|International Classification||B65H23/24, B65H19/18|
|Cooperative Classification||B65H2301/41361, B65H23/245, B65H19/18|
|European Classification||B65H19/18, B65H23/24B|
|Jun 13, 1988||AS||Assignment|
Owner name: J.M., VOITH GMBH, D-7920 A CORP. OF GERMANY
Free format text: ASSIGNMENT OF ASSIGNORS INTEREST.;ASSIGNORS:SOLLINGER, HANS-PETER;SATZGER, OSWALD;REEL/FRAME:004896/0630
Effective date: 19880607
|Nov 30, 1993||FPAY||Fee payment|

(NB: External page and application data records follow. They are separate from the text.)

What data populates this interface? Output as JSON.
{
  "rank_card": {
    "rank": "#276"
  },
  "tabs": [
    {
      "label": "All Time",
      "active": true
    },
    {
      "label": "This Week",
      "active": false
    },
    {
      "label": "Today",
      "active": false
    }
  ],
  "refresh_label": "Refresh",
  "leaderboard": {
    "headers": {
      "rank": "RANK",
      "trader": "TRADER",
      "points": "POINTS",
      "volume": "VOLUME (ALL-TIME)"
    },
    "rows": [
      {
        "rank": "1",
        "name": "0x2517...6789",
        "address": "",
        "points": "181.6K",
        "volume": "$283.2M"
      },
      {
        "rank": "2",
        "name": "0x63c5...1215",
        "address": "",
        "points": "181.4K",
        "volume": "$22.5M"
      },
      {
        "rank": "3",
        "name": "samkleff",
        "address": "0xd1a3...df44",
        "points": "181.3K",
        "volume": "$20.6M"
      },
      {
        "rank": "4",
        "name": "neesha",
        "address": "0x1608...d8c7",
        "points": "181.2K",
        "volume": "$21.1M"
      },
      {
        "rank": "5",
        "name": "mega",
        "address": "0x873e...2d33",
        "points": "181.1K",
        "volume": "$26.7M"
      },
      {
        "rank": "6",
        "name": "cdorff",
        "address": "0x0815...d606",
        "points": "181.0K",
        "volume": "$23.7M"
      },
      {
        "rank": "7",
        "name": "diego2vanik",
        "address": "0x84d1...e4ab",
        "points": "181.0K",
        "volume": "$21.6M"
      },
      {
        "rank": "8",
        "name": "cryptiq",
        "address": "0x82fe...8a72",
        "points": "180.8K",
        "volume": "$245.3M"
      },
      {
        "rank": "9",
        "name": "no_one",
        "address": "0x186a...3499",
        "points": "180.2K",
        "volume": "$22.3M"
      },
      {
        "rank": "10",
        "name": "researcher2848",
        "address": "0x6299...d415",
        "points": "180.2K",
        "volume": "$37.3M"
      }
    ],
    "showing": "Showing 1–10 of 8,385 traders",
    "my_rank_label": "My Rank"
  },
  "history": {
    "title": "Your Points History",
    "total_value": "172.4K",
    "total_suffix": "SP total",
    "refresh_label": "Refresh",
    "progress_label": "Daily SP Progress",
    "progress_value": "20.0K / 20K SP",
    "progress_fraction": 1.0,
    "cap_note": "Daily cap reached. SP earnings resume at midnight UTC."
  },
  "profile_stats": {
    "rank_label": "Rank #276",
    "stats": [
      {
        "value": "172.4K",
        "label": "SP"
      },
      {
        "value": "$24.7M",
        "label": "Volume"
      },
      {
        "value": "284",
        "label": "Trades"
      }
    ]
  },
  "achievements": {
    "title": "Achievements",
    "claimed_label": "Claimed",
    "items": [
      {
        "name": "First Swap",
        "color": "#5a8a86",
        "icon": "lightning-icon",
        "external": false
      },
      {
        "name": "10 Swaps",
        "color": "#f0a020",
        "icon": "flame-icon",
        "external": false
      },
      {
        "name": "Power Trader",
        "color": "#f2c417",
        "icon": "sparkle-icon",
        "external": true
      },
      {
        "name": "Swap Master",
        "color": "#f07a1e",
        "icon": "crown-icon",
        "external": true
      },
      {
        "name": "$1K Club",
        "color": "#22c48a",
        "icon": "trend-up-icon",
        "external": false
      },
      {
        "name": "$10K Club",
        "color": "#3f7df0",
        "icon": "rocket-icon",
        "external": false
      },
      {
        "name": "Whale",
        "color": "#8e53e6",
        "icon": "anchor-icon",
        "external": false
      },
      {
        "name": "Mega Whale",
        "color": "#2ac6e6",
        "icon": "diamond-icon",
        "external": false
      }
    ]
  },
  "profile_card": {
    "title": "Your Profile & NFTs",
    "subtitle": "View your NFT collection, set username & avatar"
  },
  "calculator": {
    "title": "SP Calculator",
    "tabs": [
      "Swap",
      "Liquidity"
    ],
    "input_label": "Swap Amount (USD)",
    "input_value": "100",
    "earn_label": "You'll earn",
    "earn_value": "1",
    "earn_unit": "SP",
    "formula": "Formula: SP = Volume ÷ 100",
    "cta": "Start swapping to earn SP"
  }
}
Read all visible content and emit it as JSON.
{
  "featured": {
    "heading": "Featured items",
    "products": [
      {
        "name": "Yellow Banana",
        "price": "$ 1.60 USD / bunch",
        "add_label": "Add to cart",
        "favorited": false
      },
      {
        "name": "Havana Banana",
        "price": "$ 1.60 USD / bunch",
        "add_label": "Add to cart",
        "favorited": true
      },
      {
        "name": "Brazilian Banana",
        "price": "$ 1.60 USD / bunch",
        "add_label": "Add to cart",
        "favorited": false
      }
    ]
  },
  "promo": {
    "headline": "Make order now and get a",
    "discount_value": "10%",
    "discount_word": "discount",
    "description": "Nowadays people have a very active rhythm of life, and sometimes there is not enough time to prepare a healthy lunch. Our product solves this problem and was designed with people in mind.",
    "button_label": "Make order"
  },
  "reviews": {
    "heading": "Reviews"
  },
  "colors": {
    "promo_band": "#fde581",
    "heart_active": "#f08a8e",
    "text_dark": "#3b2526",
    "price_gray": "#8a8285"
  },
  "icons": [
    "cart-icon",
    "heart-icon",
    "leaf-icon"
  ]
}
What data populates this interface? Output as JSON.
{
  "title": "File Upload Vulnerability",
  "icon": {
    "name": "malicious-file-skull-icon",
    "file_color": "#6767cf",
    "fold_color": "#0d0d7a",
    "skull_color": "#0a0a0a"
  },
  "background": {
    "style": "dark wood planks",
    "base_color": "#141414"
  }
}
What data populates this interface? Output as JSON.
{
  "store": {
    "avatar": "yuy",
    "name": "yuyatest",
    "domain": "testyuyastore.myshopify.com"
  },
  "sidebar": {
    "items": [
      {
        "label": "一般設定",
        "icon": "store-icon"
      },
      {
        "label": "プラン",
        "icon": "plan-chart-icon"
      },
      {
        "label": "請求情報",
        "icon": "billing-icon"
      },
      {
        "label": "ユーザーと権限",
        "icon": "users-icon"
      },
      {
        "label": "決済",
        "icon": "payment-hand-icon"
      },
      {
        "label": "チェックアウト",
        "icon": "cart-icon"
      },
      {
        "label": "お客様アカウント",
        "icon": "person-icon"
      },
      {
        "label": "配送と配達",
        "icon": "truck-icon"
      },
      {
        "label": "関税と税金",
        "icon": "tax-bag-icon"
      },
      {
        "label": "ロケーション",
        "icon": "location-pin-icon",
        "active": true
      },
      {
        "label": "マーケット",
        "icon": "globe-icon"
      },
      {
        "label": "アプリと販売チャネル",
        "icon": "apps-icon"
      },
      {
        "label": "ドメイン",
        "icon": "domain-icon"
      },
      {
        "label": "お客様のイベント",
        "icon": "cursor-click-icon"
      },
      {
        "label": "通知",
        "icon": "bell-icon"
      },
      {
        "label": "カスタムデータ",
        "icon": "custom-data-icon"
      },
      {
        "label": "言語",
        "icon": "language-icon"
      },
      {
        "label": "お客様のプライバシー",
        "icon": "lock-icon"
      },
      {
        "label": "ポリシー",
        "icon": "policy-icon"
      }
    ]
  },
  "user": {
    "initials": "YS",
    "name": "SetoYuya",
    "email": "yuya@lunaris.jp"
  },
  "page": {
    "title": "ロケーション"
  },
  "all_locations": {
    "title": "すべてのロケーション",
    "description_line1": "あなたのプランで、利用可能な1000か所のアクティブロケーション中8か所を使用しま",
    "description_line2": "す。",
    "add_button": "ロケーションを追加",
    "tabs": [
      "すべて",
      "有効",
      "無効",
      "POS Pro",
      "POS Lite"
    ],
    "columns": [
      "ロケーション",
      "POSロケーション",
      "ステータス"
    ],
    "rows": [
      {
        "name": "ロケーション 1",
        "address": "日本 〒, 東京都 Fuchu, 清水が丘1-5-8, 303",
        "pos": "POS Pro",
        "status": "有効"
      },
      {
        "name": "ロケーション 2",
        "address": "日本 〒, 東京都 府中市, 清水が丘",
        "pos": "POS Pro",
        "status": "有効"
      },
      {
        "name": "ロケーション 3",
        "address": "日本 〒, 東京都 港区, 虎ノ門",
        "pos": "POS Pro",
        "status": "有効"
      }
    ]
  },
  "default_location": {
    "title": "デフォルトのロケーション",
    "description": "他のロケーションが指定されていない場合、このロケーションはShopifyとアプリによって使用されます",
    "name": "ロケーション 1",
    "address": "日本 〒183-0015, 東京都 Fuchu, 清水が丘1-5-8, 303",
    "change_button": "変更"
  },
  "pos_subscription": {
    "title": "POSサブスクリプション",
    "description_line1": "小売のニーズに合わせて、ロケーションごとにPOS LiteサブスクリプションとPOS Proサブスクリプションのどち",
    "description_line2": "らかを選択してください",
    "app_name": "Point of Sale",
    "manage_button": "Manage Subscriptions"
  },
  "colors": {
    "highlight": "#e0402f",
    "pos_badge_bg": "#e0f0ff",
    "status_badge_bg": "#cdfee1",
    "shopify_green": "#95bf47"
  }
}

Year of fee payment: 4
|Feb 14, 1998||REMI||Maintenance fee reminder mailed|
|Jun 28, 1998||LAPS||Lapse for failure to pay maintenance fees|
|Sep 8, 1998||FP||Expired due to failure to pay maintenance fee|
Effective date: 19980701